Here are some historical facts concerning the origins of the town that inspired the name of the delicious fare. Calabash derived its name from a fruit that grows in the area, a gourd that residents once harvested, dried, cleaned, cut out, and waxed to form drinking vessels. And it was not until the 1930s that the town of approximately 700 residents began to become known for its fabulous fried seafood. Subsequently, today it boasts dozens of seafood restaurants enjoyed by thousands of tourists and residents alike.
The town was initially part of a 48,000-acre grant to Landgrave Thomas Smith in 1691, who was a county nobleman in the original Carolina colony. The area was once known as Little River and later, during the late 1800s, Calabash developed into a leading area of commerce and became known as Pea Landing in the late 1800s due to the nearby cultivation of peanuts. The ocean and nearby river were the primary sources of most of the local’s food, while the surrounding fields grew thick with peanuts and indigo that was shipped to Wilmington.
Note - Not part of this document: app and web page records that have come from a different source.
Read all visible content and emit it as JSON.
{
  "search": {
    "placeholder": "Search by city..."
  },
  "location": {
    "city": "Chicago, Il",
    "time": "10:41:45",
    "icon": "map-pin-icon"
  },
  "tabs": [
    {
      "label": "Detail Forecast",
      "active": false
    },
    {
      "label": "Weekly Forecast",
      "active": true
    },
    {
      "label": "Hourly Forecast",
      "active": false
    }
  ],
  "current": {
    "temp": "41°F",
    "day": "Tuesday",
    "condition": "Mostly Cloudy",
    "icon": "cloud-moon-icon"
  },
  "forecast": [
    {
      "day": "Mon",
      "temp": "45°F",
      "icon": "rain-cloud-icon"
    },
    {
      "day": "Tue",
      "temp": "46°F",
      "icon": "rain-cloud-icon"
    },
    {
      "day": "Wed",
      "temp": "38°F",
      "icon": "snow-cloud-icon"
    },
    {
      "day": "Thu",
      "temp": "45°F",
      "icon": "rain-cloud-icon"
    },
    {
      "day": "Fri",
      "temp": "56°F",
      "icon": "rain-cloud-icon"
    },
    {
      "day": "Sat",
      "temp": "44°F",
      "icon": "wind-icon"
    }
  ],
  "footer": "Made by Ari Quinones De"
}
Consequently, so many peas were shipped from the dock near present-day Capt. John’s Seafood Restaurant in the area that became known as Pea Landing. Then in 1883, citizens petitioned the government for a post office at Pea Landing and provided the postal service with the name Calabash for the post office site name. At that time the World War II years saw Calabash restaurants opening and serving seafood cooked with a special flavor and this was the birth of Calabash seafood.
Today the town is a popular tourist area, with an abundance of fine restaurants, shops, golf courses, salons, unique gift stores, retail shops, mini golf courses, and ice cream parlors, as well as a fleet of shrimp boats, charter fishing boats, and stunning views of the Calabash River. Officially known as the Town of Calabash. The small coastal city, Seafood Capital of the World, has plenty of reason to support its claim because not only does Calabash boast more than 30 seafood restaurants amid a permanent population of just over 2,000, but there are Calabash-style restaurants known for the lightly battered and deep-fried tradition of cooking through-out the U.S. A fun fact, according to local legend, is that popular 1940s radio and TV personality Jimmy Durante got his famous catch phrase “Goodnight, Mrs. Calabash, wherever you are” from his frequent visits to the seaport town.
Besides the seafood restaurants, shops, and amazing climate, tourists come for the two local beaches, Sunset Beach and Holden Beach, eight championship golf courses and a waterfront marina whose fleet of boats is renowned for its large hauls of fish, shrimp, and crab. Calabash has been synonymous with seafood and family fun for decades. And If do-it-yourself is your style, you can reel in your own catch aboard a chartered deep-sea fishing boat, or simply observe the fishing boats come to dock and maybe even share in their fresh catch to cook up yourself.
Although Calabash has a rich history that dates to 1691, the tiny fishing village didn’t incorporate until 1973. And the period since has seen modern growth, including new homes and condo developments along the coast, and the aforementioned world-class golf courses, restaurants, shopping, and other businesses along the Highway 17 corridor.
The town of Calabash doesn’t have its own commercial airport. So, the best way to travel there is via aircraft into Myrtle Beach International Airport then bus, car, or hired ground transportation to Calabash. And should you choose to travel via watercraft, the GPS Latitude and longitude coordinates are 33.890892, -78.567528.